ASSIGNMENT:
Scan the records for the word "name". Report each line where it occurs.

━━━━━ STUDY MATERIAL

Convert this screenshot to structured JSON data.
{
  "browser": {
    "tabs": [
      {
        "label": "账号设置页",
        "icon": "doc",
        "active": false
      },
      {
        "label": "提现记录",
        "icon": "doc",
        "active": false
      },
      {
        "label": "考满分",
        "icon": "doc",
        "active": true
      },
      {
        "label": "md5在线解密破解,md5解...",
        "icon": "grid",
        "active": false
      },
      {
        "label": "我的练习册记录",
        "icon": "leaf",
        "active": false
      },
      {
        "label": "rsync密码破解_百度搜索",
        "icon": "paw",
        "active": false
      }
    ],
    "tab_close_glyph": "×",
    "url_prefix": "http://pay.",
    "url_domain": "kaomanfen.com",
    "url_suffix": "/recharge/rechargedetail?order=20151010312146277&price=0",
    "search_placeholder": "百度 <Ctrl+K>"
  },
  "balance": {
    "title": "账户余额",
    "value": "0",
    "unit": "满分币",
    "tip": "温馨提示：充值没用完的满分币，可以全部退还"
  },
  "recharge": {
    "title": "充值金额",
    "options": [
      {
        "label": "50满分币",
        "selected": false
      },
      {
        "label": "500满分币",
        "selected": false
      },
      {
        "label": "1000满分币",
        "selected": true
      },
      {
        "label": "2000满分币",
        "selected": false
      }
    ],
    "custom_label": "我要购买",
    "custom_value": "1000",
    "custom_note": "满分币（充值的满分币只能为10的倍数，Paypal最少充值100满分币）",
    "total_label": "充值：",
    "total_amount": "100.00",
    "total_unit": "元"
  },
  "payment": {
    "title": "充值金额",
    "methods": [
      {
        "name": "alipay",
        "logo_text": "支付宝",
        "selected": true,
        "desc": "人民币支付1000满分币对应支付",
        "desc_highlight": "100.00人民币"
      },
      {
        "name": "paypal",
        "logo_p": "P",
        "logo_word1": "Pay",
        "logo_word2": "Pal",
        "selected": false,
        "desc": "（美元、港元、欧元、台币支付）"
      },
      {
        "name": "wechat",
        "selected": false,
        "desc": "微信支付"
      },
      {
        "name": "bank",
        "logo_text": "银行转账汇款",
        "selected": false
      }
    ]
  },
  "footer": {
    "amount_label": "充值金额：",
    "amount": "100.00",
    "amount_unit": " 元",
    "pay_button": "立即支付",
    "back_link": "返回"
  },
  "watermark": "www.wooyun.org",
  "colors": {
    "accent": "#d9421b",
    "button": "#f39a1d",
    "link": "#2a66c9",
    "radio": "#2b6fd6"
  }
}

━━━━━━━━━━

TASK SOLUTION:
        "name": "alipay",
        "name": "paypal",
        "name": "wechat",
        "name": "bank",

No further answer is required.